In the club and promotion scene we are usually faced with this dilemma of dancers not buying alcohol and venue owners then blaming promoters for drawing in the wrong crowds. Because dancers only drink water and alcohol sales drop, therefore the false inference is that Dancers don’t drink alcohol thus not promoting the drinking culture of the clubs to keep them open as a venue.
First of all there is a bad assumption which equates to treating your patrons like thieves stealing the precious space while not paying for the alcohol to keep the business profitable. The truth is the business should not run with the primary purpose of being alcohol. Dance promoters usually have the hard job of securing a dance night from club owners, club owners have to pay rent and mortgages, and filter the money up to their non dancing non drinking elite masters in the banking system so they can continue their ponzi gambling.
First of all venue owners give dancers the worst night of the week for business, These venues are usually run as bistros with hardly any patrons during the day except for lunch breaks for office workers. The worst day for retail and service businesses are usually a mondays and tuesdays. Office workers are usually stressed out from a hard days work, need to leave early so the can sleep and get ready for work. and are usually recovering for tuesday’s busy schedule to conserve energy by the time for the hump day wednesday.
Retail businesses usually do well on thursdays because all the pensioners get their money. Friday’s the office workers can smell their weekend and begin to party and wind down half way after noon. Ready to begin their weekend on a friday or Saturday night.
Now Bistros and clubs give dance organizers the worst business days to help boost business on their off nights. Not to mention the price of fermented sugar water is expensive for what it really is, Just remember that the equlibrium price is high to cover the venue rent, staff and investors mortgages and gambling debts, and whatever else they racked up by borrowing money and servicing interest payments to own alot of things.
No another trend we are seeing is the healthy lifestyle living, which involves looking good, keeping fit, doing yoga and ehem, Avoiding alcoholic drinks, especially when there is no excuse to drink during a weekday. The heightened responsibility of people to being employed in jobs rewards superficial behaviours such as looking good, keeping fit, being responsible. Is it now unreasonable to expect a whole businesses profit margin to be supported by the small percentage of drinkers to keep a venue afloat. I believe this is highly unreasonable and a cover charge for a venue is required. But if people were given a choice between two same services, one for free and the other for a cover charge. Guess where all the customers flock. An example is one bar that charges nothing for entry but has reached the critical mass of drinkers to support the scene, vs a venue taking cover charge and having no drinkers fully dedicated to dancers.
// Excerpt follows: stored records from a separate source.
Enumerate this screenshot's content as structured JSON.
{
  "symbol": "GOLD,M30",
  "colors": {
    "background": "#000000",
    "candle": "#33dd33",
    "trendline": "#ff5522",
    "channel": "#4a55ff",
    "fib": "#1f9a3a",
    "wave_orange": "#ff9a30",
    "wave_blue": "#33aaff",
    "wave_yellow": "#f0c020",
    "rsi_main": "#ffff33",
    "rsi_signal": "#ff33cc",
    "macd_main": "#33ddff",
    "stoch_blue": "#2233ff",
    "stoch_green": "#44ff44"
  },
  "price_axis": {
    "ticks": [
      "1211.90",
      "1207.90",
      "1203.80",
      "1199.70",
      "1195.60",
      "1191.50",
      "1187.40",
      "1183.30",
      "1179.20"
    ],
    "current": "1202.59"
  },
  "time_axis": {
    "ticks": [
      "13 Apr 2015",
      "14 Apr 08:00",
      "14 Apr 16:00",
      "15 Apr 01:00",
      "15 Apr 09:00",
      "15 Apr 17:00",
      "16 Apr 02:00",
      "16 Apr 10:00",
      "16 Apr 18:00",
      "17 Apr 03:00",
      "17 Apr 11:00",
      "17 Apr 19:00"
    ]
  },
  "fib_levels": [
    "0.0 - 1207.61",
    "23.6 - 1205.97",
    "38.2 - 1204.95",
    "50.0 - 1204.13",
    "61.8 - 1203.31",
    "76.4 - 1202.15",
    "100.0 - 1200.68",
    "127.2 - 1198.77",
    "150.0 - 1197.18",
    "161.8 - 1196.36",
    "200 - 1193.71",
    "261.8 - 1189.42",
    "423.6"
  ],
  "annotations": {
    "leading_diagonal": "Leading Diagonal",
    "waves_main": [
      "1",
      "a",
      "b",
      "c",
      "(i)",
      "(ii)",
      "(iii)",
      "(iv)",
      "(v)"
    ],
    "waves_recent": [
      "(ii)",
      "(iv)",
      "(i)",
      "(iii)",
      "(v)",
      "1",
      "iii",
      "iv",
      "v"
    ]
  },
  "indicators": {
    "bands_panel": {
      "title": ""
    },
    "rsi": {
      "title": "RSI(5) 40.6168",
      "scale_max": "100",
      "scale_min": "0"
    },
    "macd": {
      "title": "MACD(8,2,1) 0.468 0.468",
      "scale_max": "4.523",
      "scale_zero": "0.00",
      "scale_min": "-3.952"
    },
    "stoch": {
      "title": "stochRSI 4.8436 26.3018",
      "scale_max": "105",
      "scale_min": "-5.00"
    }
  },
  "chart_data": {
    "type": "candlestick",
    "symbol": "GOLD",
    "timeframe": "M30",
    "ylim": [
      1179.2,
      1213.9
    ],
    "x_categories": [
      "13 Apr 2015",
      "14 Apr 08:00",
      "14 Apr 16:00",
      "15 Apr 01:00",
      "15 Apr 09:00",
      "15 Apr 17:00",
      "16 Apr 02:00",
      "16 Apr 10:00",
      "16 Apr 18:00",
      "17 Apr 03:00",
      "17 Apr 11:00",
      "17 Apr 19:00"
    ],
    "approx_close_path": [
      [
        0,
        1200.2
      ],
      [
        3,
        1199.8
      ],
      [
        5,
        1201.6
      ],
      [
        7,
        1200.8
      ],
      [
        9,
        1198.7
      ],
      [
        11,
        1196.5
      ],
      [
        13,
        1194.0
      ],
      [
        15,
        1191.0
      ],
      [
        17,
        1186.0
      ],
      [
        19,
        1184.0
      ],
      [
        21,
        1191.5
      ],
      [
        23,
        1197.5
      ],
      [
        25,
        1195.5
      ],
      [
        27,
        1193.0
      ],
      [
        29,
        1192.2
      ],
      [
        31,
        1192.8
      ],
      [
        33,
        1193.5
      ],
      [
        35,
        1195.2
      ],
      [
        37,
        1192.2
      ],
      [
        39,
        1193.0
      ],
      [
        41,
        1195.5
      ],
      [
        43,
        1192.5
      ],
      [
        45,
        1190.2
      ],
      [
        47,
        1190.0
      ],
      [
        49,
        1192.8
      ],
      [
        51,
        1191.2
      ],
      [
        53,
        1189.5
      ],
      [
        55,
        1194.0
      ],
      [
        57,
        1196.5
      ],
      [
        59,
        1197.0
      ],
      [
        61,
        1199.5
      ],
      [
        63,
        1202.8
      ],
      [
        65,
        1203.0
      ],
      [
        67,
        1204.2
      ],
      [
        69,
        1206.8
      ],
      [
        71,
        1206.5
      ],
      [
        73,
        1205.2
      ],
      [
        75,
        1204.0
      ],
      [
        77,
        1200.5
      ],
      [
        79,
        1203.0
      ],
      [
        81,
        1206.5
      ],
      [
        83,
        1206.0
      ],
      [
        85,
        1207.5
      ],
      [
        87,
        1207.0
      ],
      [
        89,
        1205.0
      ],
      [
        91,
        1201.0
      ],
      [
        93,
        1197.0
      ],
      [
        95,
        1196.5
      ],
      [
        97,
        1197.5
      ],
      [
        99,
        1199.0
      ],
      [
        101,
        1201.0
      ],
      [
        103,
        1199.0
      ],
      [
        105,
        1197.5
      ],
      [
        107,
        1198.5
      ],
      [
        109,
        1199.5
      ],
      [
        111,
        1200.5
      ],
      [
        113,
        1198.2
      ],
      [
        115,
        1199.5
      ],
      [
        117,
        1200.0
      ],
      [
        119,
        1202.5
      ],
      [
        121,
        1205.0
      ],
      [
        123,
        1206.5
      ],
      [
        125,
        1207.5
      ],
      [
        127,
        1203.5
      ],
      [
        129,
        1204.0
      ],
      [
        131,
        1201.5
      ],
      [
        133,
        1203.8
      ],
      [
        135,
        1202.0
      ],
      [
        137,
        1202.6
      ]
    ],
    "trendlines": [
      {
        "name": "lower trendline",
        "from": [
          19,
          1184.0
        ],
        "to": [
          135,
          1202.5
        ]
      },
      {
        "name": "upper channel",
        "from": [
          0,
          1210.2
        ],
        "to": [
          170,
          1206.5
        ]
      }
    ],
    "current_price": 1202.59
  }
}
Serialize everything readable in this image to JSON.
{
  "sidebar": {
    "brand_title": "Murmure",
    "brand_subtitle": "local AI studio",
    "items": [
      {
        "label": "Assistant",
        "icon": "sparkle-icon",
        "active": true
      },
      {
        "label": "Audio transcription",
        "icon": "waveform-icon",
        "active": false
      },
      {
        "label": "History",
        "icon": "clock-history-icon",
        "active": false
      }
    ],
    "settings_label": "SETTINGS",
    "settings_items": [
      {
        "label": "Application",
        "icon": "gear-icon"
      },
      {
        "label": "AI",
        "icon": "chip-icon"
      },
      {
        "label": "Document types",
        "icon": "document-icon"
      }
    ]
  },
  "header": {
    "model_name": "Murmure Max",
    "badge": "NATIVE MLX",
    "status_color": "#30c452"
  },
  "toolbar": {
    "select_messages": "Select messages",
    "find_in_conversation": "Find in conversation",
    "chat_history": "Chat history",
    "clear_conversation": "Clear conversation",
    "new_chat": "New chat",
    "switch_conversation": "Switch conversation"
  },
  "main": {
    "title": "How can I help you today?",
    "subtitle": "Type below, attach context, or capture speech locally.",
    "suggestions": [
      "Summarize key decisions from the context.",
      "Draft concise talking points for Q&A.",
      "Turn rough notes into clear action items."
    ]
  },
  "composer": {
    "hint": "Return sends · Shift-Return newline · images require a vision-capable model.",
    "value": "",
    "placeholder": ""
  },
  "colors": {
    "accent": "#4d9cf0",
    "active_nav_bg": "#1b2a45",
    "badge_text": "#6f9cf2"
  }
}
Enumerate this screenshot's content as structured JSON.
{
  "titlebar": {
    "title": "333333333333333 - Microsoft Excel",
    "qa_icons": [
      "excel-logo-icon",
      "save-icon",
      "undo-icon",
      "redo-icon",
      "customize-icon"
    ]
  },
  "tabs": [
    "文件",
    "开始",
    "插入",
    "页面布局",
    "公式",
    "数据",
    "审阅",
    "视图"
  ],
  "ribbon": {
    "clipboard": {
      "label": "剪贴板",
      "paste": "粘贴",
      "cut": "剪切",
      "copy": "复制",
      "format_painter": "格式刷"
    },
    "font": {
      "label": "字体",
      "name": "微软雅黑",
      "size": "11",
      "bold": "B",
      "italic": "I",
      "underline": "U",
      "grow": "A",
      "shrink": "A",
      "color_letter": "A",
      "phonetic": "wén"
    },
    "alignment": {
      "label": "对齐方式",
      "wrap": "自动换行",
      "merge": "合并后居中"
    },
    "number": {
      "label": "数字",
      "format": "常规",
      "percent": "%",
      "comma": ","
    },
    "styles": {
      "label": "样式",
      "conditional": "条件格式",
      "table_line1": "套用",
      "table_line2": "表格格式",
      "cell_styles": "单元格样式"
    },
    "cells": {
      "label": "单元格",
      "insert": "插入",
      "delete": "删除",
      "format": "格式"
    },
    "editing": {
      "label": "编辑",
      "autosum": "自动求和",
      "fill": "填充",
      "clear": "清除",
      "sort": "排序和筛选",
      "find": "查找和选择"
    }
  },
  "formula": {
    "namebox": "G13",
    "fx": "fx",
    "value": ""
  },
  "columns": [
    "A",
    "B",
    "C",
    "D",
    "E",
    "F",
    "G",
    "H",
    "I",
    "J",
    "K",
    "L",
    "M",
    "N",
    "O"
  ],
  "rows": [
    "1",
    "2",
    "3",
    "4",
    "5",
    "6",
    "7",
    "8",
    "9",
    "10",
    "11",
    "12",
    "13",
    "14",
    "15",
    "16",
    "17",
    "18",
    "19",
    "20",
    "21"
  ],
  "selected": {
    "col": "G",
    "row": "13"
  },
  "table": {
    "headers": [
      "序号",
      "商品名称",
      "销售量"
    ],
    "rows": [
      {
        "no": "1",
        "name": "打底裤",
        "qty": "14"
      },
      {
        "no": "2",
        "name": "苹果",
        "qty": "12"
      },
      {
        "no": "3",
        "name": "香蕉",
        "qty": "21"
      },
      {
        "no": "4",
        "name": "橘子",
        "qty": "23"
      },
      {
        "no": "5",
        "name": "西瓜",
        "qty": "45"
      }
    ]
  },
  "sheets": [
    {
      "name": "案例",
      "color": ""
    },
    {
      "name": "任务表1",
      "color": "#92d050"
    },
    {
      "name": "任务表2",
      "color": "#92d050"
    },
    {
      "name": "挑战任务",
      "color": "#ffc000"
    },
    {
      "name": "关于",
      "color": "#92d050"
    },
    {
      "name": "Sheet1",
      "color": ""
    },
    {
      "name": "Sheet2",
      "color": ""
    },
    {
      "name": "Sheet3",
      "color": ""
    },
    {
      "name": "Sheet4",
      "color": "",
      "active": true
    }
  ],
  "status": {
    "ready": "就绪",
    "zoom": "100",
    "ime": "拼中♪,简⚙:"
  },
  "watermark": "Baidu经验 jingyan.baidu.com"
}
You can have one arrangement or the other, but if you charge a cover charge and sell drinks, you are expected to provide good entertainment.
A venue that has critical mass of drinkers and still has a cover charge is a successful venue. A venue that charges covercharge and has no critical mass of patrons is unsucessful and must provide a service to the dancers. A venue that has no cover charge and has many dancers is a great venue. There is only two venues in sydney that have the right balance, Establishment attracts both drinkers and dancers the other is cruise bar.
For a venue to be more successful they must derive their income based on other means besides alcohol, Whether that be covercharge or food or music, that has to be an option. Alcohol will always have limitations in keeping venues open since people are very health aware as they are surrounded with family members with lifestyle diseases.
So what is a successful venue? A successful venue must sell the music and dancing. The alcohol price is moderate at equilbrium level. eg. lets say $10 per drink is too high, and $4 is too low and attracts the wrong type of patrons that cause fights. then the equilibrium price should be $6-8, The price of low class drinks should be raised eg. beer or bourbon with coke, and high class cocktails lowered to prevent fights. Because when fights break out in a venue, dancers do not want to go there. High class lighting prevents fights too as well as good security. angry music also causes people to fight, chill out music prevents fights. Venues who choose to do pop music and hip hop are usually met with more fights than chill out ambient house music, people are usually more inclined to drink more during the chill out period too. There is a time for dancing and a time for drinking. The DJ is very important in this early during the night it must be important to cue the ambient music to chillax the crowd before 10pm, around 10pm give and take 30 mins should be the time to cue more active music, from about 12 to 2 should be moderate winding down music.